Appointments bring the number of the House down by two

California Democratic Rep. Xavier Becerra  will become his state’s attorney general Tuesday. (Bill Clark/CQ Roll Call File Photo)

Rep. Xavier Becerra is expected to be sworn-in as the next attorney general of California Tuesday after he formally resigns from Congress.

The California Democrat had been handpicked for the position by Gov. Jerry Brown shortly after the November election.

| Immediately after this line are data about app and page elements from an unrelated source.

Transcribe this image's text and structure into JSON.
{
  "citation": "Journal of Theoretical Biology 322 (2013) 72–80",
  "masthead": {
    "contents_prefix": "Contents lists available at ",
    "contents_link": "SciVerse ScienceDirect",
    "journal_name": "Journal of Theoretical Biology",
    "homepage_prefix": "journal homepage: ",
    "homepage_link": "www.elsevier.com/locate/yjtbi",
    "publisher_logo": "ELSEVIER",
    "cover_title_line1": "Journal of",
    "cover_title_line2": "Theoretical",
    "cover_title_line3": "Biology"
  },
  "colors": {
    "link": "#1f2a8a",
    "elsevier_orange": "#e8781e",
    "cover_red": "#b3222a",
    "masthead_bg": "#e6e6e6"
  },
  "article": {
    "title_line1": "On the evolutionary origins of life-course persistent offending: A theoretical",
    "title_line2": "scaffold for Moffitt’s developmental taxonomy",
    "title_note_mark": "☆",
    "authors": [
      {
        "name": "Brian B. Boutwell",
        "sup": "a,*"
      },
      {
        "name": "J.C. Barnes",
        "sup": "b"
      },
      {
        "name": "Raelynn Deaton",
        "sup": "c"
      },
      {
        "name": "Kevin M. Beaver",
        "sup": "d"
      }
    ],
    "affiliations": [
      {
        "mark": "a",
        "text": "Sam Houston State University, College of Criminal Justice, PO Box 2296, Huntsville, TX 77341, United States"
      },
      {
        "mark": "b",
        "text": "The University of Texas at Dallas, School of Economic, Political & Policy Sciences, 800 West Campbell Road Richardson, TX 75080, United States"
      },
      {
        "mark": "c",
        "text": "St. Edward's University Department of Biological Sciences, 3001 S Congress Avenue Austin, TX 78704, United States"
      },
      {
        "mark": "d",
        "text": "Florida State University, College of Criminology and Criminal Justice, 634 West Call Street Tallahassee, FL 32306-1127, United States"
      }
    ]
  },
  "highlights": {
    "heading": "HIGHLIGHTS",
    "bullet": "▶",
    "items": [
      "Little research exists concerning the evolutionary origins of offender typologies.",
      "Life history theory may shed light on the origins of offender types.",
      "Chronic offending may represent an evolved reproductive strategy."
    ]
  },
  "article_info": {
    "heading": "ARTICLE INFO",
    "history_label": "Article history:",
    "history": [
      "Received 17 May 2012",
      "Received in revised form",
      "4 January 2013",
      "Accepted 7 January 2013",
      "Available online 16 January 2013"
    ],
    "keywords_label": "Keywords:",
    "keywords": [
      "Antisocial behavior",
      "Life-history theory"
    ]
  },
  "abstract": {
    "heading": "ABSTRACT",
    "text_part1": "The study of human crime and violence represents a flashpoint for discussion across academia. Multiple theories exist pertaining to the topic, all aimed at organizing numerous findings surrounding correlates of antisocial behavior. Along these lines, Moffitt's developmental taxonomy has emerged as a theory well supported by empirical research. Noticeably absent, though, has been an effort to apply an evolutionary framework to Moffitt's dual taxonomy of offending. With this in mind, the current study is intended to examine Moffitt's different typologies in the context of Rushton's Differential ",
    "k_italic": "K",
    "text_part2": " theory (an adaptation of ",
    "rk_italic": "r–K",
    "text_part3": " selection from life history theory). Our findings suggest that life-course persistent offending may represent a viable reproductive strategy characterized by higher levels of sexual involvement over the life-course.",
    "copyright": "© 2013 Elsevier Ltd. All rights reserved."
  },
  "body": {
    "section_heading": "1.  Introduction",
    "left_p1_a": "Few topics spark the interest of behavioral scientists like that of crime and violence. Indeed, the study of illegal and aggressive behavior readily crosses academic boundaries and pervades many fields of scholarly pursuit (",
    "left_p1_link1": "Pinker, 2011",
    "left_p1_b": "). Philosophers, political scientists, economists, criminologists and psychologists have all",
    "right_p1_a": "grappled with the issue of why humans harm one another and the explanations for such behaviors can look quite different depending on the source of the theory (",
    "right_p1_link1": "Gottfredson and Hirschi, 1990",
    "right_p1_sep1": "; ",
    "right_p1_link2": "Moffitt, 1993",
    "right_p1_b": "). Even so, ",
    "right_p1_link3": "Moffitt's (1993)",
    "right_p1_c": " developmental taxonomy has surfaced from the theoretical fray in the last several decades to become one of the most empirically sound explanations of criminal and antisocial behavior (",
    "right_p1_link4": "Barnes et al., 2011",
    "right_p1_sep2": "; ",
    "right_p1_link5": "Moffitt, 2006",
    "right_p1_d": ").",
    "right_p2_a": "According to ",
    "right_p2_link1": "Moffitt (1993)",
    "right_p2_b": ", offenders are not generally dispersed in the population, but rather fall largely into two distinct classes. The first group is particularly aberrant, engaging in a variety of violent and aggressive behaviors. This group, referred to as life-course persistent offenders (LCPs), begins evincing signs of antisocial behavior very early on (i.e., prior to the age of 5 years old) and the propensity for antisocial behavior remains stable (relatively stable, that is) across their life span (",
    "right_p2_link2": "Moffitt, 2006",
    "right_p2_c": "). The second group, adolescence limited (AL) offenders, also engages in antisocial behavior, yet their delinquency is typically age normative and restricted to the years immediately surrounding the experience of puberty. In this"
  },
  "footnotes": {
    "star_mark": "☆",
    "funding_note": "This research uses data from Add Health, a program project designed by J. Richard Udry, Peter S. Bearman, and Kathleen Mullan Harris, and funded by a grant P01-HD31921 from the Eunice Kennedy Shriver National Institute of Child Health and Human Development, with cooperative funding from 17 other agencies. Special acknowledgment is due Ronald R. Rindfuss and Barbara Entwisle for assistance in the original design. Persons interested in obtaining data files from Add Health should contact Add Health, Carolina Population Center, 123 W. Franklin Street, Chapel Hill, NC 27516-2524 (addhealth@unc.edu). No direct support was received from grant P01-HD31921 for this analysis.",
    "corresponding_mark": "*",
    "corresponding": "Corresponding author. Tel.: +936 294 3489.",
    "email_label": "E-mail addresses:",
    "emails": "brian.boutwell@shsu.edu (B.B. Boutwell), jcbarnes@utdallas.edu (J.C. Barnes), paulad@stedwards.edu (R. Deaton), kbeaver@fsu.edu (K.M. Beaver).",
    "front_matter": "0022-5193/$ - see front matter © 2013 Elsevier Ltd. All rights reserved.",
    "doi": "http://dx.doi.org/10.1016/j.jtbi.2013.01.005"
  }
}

The state Senate voted to approve his nomination Monday.

Word on the Hill: March for Life Planning
School Choice Week rally

Last year’s March for Life went ahead as planned despite blizzard warnings issued for the D.C. area. (Bill Clark/CQ Roll Call file photo)

The annual anti-abortion rally in Washington, the March for Life, is this Friday.

While everyone was preparing for President Donald Trump’s inauguration, march organizers released its list of speakers, which includes counselor to the president Kellyanne Conway, the highest-ranking White House official to ever address the event in person. Also scheduled to speak are Sen. Joni Ernst, R-Iowa, Rep. Mia Love, R-Utah, and Rep. Christopher H. Smith, R-N.J.

Word on the Hill: Farewell Obama
Carolyn Maloney calls on Trump to back women’s museum

Tune in to watch President Barack Obama’s farewell address tonight. (Tom Williams/CQ Roll Call file photo)

President Barack Obama will deliver his farewell address from Chicago at 9 p.m. ET tonight.

The Network for Progress is hosting a watch party entitled the “2017 Kickoff Progress Party,” which will include a discussion about the “return of ‘Yes We Can’ vision for the Democratic Party.”

GOP Women Are Listening, and They're Talking
Rep. Elise Stefanik is participating in this week's Women2Women tour

New York Rep. Elise Stefanik is answering women's questions in the Empire State this week. (Tom Williams/CQ Roll Call file photo file photo)

Before Donald Trump even entered the scene, one group of Republican women found it important to stay politically aware.

The Women2Women Conversations Tour was launched in 2014 as a place for women across the country, from the ages of roughly 35 to 55 years, to discuss their issues during an election.